:: YOUR ASSIGNMENT ::
Return the data below unchanged, without images.

Dataset rows describing interfaces
Segment Open

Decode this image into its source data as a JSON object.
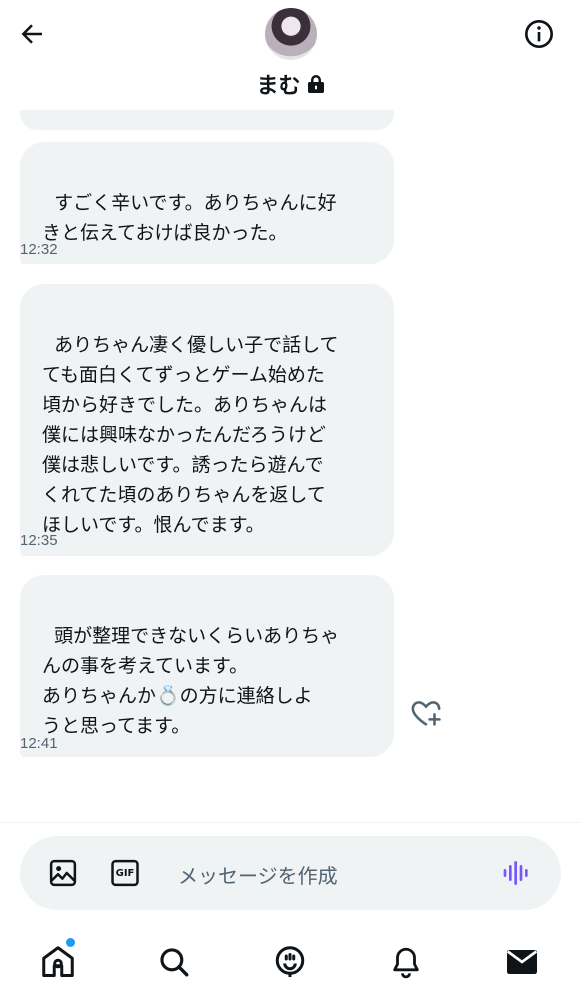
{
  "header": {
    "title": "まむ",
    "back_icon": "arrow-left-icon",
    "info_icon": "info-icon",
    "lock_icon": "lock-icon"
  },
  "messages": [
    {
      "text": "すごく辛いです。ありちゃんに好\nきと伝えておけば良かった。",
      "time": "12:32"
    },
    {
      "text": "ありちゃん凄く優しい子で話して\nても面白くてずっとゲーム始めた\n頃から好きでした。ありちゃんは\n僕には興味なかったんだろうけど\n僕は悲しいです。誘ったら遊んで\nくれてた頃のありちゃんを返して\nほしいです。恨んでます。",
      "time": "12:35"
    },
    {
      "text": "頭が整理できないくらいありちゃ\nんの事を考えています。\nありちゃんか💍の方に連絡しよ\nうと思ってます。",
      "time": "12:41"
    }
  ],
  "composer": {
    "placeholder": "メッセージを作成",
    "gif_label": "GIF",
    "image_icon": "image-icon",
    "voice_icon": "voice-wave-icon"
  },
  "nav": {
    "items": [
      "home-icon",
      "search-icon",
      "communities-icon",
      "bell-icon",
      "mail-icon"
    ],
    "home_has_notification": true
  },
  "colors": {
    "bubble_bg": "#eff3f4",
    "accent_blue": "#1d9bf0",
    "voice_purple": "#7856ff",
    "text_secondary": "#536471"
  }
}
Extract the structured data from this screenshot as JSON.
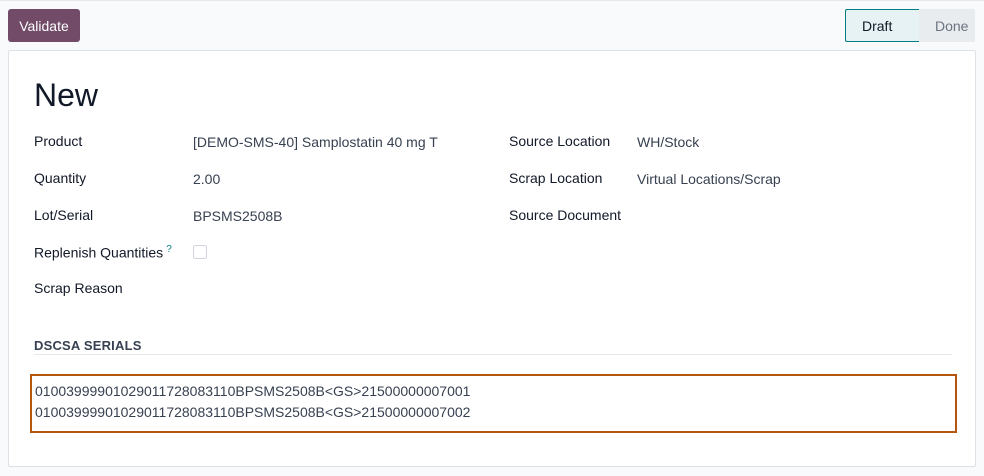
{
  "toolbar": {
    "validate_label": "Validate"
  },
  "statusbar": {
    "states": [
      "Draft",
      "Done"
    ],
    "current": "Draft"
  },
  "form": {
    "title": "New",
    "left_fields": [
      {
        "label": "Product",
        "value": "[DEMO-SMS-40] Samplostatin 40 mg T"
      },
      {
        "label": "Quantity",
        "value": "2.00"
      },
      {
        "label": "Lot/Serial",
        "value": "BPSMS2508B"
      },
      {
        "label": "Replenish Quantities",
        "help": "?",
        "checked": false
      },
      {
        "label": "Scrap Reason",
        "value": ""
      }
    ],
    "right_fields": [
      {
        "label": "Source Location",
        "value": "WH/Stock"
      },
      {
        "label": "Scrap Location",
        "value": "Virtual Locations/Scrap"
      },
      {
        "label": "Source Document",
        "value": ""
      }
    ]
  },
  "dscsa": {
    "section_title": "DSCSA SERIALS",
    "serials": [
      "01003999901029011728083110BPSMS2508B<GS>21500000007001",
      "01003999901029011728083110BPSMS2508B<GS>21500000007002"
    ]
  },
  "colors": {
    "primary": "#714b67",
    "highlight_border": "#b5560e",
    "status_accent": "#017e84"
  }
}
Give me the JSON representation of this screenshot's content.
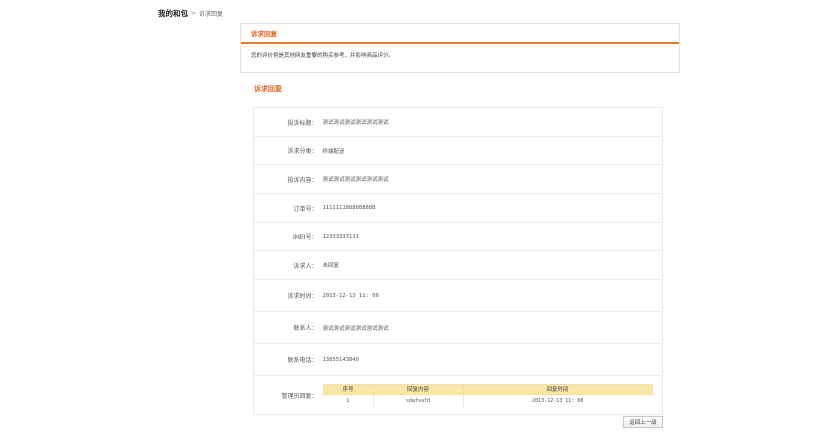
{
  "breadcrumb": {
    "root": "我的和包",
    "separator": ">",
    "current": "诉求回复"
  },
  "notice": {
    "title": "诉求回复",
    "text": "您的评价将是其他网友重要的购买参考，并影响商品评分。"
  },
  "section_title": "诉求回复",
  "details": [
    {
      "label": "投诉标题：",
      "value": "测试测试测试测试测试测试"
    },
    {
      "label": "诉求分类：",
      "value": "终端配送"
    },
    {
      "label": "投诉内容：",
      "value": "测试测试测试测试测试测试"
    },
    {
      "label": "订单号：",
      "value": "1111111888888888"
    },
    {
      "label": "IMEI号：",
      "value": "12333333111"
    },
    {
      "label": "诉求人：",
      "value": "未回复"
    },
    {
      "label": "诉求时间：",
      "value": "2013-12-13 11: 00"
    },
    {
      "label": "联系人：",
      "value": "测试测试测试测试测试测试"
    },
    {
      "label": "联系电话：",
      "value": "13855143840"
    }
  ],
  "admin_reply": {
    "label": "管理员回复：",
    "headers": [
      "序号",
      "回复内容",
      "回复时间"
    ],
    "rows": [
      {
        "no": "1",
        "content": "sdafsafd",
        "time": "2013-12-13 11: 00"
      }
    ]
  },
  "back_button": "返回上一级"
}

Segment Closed

:: WRITTEN SOLUTION ::
Decode this image into its source data as a JSON object.
{
  "header": {
    "title": "まむ",
    "back_icon": "arrow-left-icon",
    "info_icon": "info-icon",
    "lock_icon": "lock-icon"
  },
  "messages": [
    {
      "text": "すごく辛いです。ありちゃんに好\nきと伝えておけば良かった。",
      "time": "12:32"
    },
    {
      "text": "ありちゃん凄く優しい子で話して\nても面白くてずっとゲーム始めた\n頃から好きでした。ありちゃんは\n僕には興味なかったんだろうけど\n僕は悲しいです。誘ったら遊んで\nくれてた頃のありちゃんを返して\nほしいです。恨んでます。",
      "time": "12:35"
    },
    {
      "text": "頭が整理できないくらいありちゃ\nんの事を考えています。\nありちゃんか💍の方に連絡しよ\nうと思ってます。",
      "time": "12:41"
    }
  ],
  "composer": {
    "placeholder": "メッセージを作成",
    "gif_label": "GIF",
    "image_icon": "image-icon",
    "voice_icon": "voice-wave-icon"
  },
  "nav": {
    "items": [
      "home-icon",
      "search-icon",
      "communities-icon",
      "bell-icon",
      "mail-icon"
    ],
    "home_has_notification": true
  },
  "colors": {
    "bubble_bg": "#eff3f4",
    "accent_blue": "#1d9bf0",
    "voice_purple": "#7856ff",
    "text_secondary": "#536471"
  }
}
Extract the structured data from this screenshot as JSON.
{
  "toolbar": {
    "validate_label": "Validate"
  },
  "statusbar": {
    "states": [
      "Draft",
      "Done"
    ],
    "current": "Draft"
  },
  "form": {
    "title": "New",
    "left_fields": [
      {
        "label": "Product",
        "value": "[DEMO-SMS-40] Samplostatin 40 mg T"
      },
      {
        "label": "Quantity",
        "value": "2.00"
      },
      {
        "label": "Lot/Serial",
        "value": "BPSMS2508B"
      },
      {
        "label": "Replenish Quantities",
        "help": "?",
        "checked": false
      },
      {
        "label": "Scrap Reason",
        "value": ""
      }
    ],
    "right_fields": [
      {
        "label": "Source Location",
        "value": "WH/Stock"
      },
      {
        "label": "Scrap Location",
        "value": "Virtual Locations/Scrap"
      },
      {
        "label": "Source Document",
        "value": ""
      }
    ]
  },
  "dscsa": {
    "section_title": "DSCSA SERIALS",
    "serials": [
      "01003999901029011728083110BPSMS2508B<GS>21500000007001",
      "01003999901029011728083110BPSMS2508B<GS>21500000007002"
    ]
  },
  "colors": {
    "primary": "#714b67",
    "highlight_border": "#b5560e",
    "status_accent": "#017e84"
  }
}
Give me the JSON representation of this screenshot's content.
{
  "breadcrumb": {
    "root": "我的和包",
    "separator": ">",
    "current": "诉求回复"
  },
  "notice": {
    "title": "诉求回复",
    "text": "您的评价将是其他网友重要的购买参考，并影响商品评分。"
  },
  "section_title": "诉求回复",
  "details": [
    {
      "label": "投诉标题：",
      "value": "测试测试测试测试测试测试"
    },
    {
      "label": "诉求分类：",
      "value": "终端配送"
    },
    {
      "label": "投诉内容：",
      "value": "测试测试测试测试测试测试"
    },
    {
      "label": "订单号：",
      "value": "1111111888888888"
    },
    {
      "label": "IMEI号：",
      "value": "12333333111"
    },
    {
      "label": "诉求人：",
      "value": "未回复"
    },
    {
      "label": "诉求时间：",
      "value": "2013-12-13 11: 00"
    },
    {
      "label": "联系人：",
      "value": "测试测试测试测试测试测试"
    },
    {
      "label": "联系电话：",
      "value": "13855143840"
    }
  ],
  "admin_reply": {
    "label": "管理员回复：",
    "headers": [
      "序号",
      "回复内容",
      "回复时间"
    ],
    "rows": [
      {
        "no": "1",
        "content": "sdafsafd",
        "time": "2013-12-13 11: 00"
      }
    ]
  },
  "back_button": "返回上一级"
}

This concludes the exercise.